**Input records**
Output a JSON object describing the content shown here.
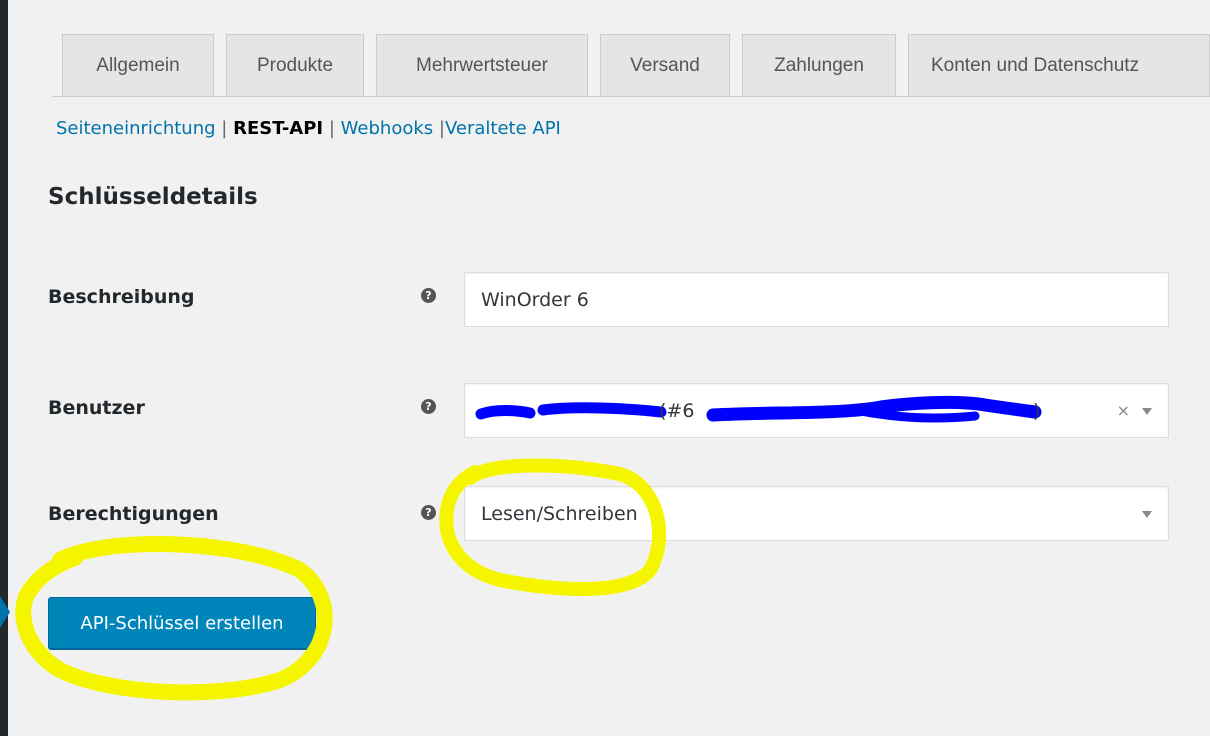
{
  "tabs": [
    {
      "label": "Allgemein"
    },
    {
      "label": "Produkte"
    },
    {
      "label": "Mehrwertsteuer"
    },
    {
      "label": "Versand"
    },
    {
      "label": "Zahlungen"
    },
    {
      "label": "Konten und Datenschutz"
    }
  ],
  "subnav": {
    "items": [
      {
        "label": "Seiteneinrichtung",
        "current": false
      },
      {
        "label": "REST-API",
        "current": true
      },
      {
        "label": "Webhooks",
        "current": false
      },
      {
        "label": "Veraltete API",
        "current": false
      }
    ],
    "separator": "|"
  },
  "section_title": "Schlüsseldetails",
  "form": {
    "description": {
      "label": "Beschreibung",
      "value": "WinOrder 6",
      "help": "?"
    },
    "user": {
      "label": "Benutzer",
      "value_visible": "(#6",
      "clear": "×",
      "help": "?"
    },
    "permissions": {
      "label": "Berechtigungen",
      "value": "Lesen/Schreiben",
      "help": "?"
    }
  },
  "actions": {
    "create_button": "API-Schlüssel erstellen"
  },
  "colors": {
    "accent": "#0085ba",
    "link": "#0073aa",
    "highlight": "#f5f500",
    "redaction": "#0000ff"
  }
}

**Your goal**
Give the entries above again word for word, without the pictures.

**Result of the task**
Output a JSON object describing the content shown here.
{
  "tabs": [
    {
      "label": "Allgemein"
    },
    {
      "label": "Produkte"
    },
    {
      "label": "Mehrwertsteuer"
    },
    {
      "label": "Versand"
    },
    {
      "label": "Zahlungen"
    },
    {
      "label": "Konten und Datenschutz"
    }
  ],
  "subnav": {
    "items": [
      {
        "label": "Seiteneinrichtung",
        "current": false
      },
      {
        "label": "REST-API",
        "current": true
      },
      {
        "label": "Webhooks",
        "current": false
      },
      {
        "label": "Veraltete API",
        "current": false
      }
    ],
    "separator": "|"
  },
  "section_title": "Schlüsseldetails",
  "form": {
    "description": {
      "label": "Beschreibung",
      "value": "WinOrder 6",
      "help": "?"
    },
    "user": {
      "label": "Benutzer",
      "value_visible": "(#6",
      "clear": "×",
      "help": "?"
    },
    "permissions": {
      "label": "Berechtigungen",
      "value": "Lesen/Schreiben",
      "help": "?"
    }
  },
  "actions": {
    "create_button": "API-Schlüssel erstellen"
  },
  "colors": {
    "accent": "#0085ba",
    "link": "#0073aa",
    "highlight": "#f5f500",
    "redaction": "#0000ff"
  }
}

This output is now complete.